New Belgium's Social Media Strategy Was Wise After All
Since I assume most of you (sanely) don't read the Facebook page to this blog, you may have missed the stiff rejoinders I received in response to yesterday's post. (Thumbnail: New Belgium's spending real money on a social media campaign, and I questioned its value.) Dave Selden, whom you know as the media titan behind 33 Beers wrote this:
I work in advertising and have for about 15 years. I have specialized expertise in digital marketing, so I feel pretty well-qualified to comment on this. I can tell you this is a perfectly reasonable and well-advised spend. A one-day shoot for a big beverage company (including beer) television commercial could easily cost $250K, and wouldn't include any actual media buy - just the cost of having cameras, crew, lights, permits, actors, a team of Clydesdales, writers, directors, etc. And then you've got post-production ... If you don't have that kind of money, TV is out, out, out (unless you're Old Milwaukee, but I digress ...).Kari Chisholm, who has for a decade made a living trying to influence people on the internet (he was into social media before we had a term for it) agreed:

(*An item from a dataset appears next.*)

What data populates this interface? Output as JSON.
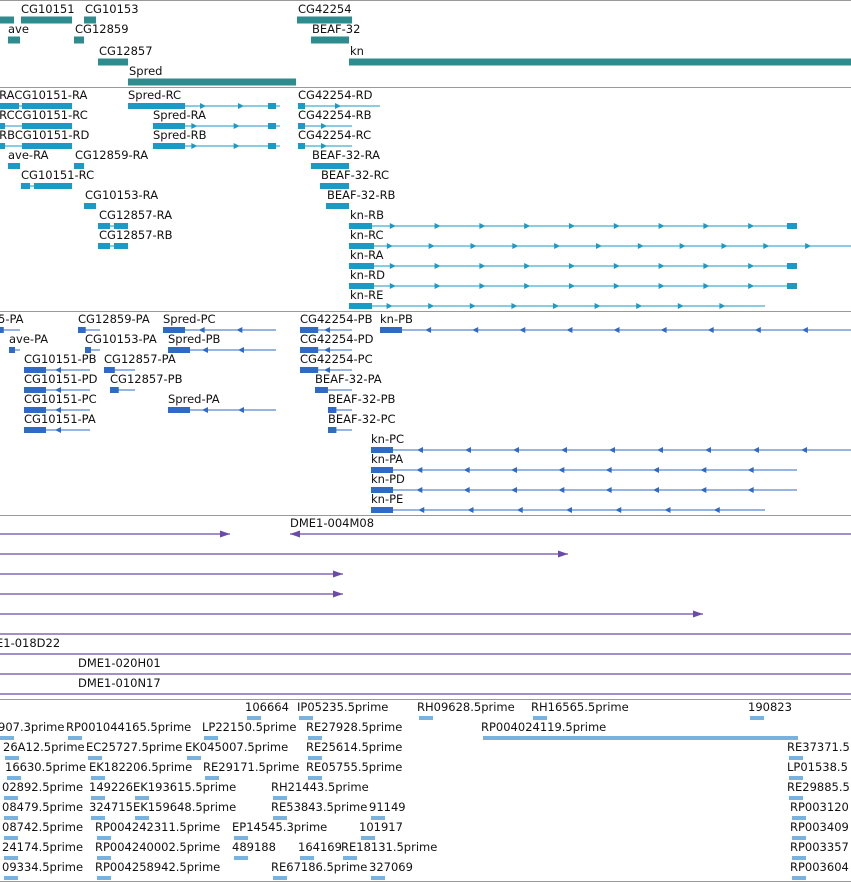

Interactive as a medium is far more targeted (less wasteful) and in general, a cheaper buy. So if I didn't have a 7, 8 or 9 figure budget, I would definitely focus on the interactive medium, and Facebook as a channel would be at the top of my list. On a much more direct level, my beer-tasting books have been linked to from New Belgium's Facebook feed and I saw an immediate and very large spike in orders that I could quantify in dollars (but I won't for modesty's sake). It wasn't $250K but it wasn't 1K, either. That was from them linking to me from one post to ~70,000 fans. Imagine what the value of that hyper-targeted audience is over a week, or a month, or years. They don't sell beer online (which would allow them to directly tie spend to return), but $250K seems like a great investment from where I'm sitting.
Yeah, I'm with Dave here. $250k should translate to roughly 250,000 fans on Facebook. Over the long term, that's much more valuable than $250k on TV ads, which could disappear in a whiff over a weekend. The advantage of Facebook is that once acquired, you can communicate long-term with those fans. And for beer specifically, it's such a whim-of-the-moment product, you really need to be top-of-mind every single day. If you can't advertise like Budweiser, then other tactics must be brought to bear.After a bit of back-and-forth, Dave expanded his thesis
Well, a "like" is valuable to a marketer in a purely tactical sense, the consumer has agreed to be marketed to. Brands that I like start to appear in my news feed, just as yours do. So that $1 spend to get the customer is more like an investment. It allows me the marketer to talk to (and uniquely with Facebook, WITH) my current and prospective customers at will. I'm not bound to a magazine's publishing schedule or a TV budget.A day later, I'm more or less convinced: New Belgium has spent its money wisely. Perhaps a better lesson is for small brewers to whom ten grand is a king's ransom, but useless in traditional ad markets. By Dave and Kari's logic, it would be a good use of limited funds.
I can literally talk as much as I want. As with a friendship, you generally want it to be two way, and make sure you're adding value to the relationship. Many brands use Facebook to invite people to exclusive events, give away schwag, etc. How does that all translate to dollars? We tend to spend more time (and money) with the people and businesses we have relationships with. Seeing a brand's messages mixed in with my friends helps humanize and strengthen those messages, and does so in a place I generally consider to be a safe place, in a way that TV or radio just aren't.